BEGIN Dataset records
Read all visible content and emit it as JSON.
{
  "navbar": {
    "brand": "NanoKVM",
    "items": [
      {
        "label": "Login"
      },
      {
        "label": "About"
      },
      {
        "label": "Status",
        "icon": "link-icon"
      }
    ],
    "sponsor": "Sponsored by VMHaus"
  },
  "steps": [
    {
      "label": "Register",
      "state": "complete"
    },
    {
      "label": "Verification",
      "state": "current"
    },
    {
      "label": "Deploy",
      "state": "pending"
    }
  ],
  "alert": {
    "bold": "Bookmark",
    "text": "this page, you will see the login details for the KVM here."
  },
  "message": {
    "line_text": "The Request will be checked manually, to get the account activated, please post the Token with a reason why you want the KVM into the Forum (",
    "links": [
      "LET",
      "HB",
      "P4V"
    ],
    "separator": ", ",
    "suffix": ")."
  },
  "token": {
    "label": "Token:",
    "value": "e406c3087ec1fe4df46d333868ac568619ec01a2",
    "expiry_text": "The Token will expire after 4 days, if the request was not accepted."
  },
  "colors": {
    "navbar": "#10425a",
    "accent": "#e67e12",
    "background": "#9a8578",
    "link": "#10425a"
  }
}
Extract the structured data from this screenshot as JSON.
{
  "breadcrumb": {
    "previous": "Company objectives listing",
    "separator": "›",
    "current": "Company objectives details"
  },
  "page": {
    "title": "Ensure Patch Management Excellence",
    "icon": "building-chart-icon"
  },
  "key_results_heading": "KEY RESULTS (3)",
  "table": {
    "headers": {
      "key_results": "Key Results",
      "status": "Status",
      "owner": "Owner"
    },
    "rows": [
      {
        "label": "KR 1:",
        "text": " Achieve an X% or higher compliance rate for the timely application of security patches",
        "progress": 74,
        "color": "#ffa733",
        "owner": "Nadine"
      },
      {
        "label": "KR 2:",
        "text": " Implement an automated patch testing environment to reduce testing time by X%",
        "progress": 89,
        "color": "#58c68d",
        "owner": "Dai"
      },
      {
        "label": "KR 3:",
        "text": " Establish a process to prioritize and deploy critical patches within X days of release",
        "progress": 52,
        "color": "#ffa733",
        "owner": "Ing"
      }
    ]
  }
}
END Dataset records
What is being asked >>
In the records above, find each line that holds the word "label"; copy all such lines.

Response to the task >>
        "label": "Login"
        "label": "About"
        "label": "Status",
      "label": "Register",
      "label": "Verification",
      "label": "Deploy",
    "label": "Token:",
        "label": "KR 1:",
        "label": "KR 2:",
        "label": "KR 3:",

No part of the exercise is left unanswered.